■ Given data:

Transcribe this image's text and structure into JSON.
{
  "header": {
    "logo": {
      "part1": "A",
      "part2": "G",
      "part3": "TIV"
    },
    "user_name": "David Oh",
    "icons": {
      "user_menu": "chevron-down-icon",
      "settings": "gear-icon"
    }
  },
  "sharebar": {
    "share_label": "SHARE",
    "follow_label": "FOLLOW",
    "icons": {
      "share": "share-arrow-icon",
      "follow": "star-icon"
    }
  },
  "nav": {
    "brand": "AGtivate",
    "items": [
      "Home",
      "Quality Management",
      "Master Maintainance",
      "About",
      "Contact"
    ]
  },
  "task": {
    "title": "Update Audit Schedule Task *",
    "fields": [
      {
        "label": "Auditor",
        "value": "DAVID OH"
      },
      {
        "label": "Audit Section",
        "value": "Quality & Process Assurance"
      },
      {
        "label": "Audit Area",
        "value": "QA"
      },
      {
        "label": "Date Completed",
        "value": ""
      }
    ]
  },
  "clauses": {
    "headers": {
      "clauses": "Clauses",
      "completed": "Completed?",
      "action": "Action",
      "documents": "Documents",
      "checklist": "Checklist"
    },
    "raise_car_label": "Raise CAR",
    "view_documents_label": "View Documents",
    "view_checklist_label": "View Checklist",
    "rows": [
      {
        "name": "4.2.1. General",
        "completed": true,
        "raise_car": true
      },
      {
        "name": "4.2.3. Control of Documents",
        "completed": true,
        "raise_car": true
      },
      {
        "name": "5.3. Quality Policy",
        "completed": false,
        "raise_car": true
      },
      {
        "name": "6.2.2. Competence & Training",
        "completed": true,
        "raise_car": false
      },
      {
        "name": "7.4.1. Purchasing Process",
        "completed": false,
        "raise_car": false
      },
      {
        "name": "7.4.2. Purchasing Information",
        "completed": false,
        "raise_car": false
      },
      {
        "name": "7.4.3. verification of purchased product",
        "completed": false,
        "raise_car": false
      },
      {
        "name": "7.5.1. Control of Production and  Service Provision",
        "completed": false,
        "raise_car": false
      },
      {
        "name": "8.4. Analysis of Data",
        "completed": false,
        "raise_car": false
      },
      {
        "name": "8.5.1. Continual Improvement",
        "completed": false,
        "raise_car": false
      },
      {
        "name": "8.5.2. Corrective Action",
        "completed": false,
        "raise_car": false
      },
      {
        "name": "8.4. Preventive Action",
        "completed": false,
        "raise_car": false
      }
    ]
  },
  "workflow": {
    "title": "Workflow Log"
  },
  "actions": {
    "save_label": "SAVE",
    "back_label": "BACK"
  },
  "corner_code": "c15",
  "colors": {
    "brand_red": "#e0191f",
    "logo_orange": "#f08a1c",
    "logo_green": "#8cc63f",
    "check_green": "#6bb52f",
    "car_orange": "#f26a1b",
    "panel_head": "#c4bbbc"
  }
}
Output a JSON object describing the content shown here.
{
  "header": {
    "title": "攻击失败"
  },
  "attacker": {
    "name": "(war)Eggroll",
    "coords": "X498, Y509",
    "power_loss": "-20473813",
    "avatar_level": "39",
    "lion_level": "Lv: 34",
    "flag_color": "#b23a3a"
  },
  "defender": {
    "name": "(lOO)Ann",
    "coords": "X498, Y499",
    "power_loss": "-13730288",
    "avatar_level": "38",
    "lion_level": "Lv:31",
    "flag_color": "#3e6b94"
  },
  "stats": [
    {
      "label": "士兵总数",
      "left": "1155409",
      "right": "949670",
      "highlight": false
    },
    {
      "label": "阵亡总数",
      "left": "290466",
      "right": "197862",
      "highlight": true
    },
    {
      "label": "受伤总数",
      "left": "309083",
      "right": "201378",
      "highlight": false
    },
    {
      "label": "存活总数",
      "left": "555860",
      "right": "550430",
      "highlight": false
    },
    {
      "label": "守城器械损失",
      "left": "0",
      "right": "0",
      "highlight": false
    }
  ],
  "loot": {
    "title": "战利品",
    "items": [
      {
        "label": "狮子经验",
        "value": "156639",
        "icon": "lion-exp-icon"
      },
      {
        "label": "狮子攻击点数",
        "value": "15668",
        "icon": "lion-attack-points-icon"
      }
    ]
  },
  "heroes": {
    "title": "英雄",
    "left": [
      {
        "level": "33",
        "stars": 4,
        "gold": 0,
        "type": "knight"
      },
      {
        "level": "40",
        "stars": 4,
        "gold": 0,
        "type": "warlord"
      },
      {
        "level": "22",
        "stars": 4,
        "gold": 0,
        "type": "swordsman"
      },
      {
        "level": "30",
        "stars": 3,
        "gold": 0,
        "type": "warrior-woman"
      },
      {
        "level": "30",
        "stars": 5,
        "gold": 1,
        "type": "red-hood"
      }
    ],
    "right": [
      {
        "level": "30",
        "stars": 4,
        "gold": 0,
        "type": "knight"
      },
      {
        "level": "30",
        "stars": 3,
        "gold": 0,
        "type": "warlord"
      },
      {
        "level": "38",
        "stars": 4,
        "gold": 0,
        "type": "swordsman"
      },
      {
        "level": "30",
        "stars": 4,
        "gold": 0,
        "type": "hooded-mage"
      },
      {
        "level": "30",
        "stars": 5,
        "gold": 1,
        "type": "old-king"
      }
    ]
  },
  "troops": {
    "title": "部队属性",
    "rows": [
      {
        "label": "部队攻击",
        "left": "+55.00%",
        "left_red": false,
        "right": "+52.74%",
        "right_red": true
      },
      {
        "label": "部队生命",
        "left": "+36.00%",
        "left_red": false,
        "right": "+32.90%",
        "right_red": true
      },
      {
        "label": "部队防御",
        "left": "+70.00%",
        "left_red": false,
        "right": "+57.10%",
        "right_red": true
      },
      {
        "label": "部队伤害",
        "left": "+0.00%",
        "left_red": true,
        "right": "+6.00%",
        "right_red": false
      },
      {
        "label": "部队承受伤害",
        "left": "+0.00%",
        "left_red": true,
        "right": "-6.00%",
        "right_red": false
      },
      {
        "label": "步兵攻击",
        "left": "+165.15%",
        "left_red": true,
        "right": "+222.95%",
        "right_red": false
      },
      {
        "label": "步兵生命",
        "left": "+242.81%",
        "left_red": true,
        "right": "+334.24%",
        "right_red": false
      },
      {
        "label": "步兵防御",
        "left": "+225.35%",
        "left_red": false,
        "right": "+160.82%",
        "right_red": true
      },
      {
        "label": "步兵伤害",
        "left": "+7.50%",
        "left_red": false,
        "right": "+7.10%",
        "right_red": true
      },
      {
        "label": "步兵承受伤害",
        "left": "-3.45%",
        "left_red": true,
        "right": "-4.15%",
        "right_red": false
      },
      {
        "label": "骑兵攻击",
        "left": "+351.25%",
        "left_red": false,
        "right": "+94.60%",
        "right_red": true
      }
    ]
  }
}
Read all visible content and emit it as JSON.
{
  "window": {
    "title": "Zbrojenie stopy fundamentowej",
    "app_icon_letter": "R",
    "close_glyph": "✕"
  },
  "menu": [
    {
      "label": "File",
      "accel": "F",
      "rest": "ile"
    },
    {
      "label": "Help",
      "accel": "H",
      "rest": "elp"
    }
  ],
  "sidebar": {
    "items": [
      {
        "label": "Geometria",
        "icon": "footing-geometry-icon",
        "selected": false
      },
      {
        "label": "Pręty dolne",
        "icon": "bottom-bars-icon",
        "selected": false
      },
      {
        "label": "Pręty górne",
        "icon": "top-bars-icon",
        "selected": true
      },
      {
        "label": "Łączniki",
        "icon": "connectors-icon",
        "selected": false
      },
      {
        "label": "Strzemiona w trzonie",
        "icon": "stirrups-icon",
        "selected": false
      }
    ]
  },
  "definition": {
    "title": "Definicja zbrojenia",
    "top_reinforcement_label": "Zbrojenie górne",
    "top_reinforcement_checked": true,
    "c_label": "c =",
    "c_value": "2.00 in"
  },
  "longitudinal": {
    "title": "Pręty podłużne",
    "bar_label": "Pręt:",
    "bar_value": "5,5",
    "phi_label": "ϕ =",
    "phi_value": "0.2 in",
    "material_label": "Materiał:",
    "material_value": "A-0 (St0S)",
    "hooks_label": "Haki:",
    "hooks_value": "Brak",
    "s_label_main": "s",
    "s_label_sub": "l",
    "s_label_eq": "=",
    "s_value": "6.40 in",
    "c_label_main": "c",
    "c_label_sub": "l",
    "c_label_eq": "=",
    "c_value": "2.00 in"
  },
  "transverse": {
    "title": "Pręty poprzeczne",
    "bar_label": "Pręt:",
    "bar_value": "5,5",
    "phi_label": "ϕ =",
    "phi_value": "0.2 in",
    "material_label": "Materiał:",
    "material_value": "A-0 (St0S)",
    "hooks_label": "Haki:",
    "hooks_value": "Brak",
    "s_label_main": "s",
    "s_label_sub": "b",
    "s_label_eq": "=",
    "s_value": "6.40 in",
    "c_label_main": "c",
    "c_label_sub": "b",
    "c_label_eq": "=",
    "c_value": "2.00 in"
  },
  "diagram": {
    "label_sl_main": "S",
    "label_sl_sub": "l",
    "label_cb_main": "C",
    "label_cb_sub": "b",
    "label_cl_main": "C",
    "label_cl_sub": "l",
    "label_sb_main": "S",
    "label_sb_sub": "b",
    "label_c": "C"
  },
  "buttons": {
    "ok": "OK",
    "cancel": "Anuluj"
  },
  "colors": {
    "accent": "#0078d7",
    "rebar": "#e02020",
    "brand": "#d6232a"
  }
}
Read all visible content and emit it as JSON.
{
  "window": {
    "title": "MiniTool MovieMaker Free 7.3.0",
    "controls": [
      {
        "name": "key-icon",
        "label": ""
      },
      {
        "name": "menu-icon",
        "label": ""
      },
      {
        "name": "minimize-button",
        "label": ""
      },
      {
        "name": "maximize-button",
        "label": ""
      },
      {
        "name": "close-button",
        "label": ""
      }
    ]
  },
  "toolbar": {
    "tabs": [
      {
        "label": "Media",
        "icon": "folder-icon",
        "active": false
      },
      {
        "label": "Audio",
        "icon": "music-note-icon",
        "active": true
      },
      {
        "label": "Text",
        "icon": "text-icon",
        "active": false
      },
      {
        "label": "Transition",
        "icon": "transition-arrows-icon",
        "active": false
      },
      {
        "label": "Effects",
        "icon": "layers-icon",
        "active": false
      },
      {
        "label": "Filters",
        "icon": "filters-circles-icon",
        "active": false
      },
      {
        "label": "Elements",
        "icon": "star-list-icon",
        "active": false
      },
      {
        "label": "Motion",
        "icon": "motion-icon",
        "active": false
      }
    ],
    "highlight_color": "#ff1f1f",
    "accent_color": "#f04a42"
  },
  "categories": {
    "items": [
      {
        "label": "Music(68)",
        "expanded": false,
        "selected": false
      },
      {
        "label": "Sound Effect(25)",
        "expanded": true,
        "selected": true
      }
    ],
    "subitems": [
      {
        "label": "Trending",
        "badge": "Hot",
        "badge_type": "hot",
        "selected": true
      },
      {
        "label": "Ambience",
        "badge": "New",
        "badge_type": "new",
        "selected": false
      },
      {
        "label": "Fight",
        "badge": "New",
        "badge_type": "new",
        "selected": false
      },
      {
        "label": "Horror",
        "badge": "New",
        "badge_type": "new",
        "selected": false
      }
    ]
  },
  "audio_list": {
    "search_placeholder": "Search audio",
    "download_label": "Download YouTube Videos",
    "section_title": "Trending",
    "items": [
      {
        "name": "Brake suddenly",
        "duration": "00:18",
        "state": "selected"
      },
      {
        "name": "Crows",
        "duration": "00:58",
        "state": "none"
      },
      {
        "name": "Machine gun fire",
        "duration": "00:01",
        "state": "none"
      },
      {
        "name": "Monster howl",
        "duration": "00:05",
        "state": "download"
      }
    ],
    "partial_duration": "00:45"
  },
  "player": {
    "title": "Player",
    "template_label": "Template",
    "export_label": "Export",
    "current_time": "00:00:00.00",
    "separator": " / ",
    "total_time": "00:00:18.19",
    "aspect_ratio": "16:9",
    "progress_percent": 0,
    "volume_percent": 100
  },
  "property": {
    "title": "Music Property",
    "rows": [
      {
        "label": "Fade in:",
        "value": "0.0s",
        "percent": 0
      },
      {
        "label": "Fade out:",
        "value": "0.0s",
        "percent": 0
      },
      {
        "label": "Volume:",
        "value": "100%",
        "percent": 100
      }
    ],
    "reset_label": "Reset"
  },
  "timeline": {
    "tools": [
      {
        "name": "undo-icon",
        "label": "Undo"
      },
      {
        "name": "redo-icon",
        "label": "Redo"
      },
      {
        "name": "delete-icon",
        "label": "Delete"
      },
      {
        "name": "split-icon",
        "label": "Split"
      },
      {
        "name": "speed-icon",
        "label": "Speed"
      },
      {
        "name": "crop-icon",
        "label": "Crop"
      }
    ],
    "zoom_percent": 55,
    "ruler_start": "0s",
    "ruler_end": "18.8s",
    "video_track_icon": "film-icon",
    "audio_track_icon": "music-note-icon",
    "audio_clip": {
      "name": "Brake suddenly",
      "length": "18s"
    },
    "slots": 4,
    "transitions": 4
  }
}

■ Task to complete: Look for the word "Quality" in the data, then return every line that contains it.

■ Reply to the task:
      "Quality Management",
        "value": "Quality & Process Assurance"
        "name": "5.3. Quality Policy",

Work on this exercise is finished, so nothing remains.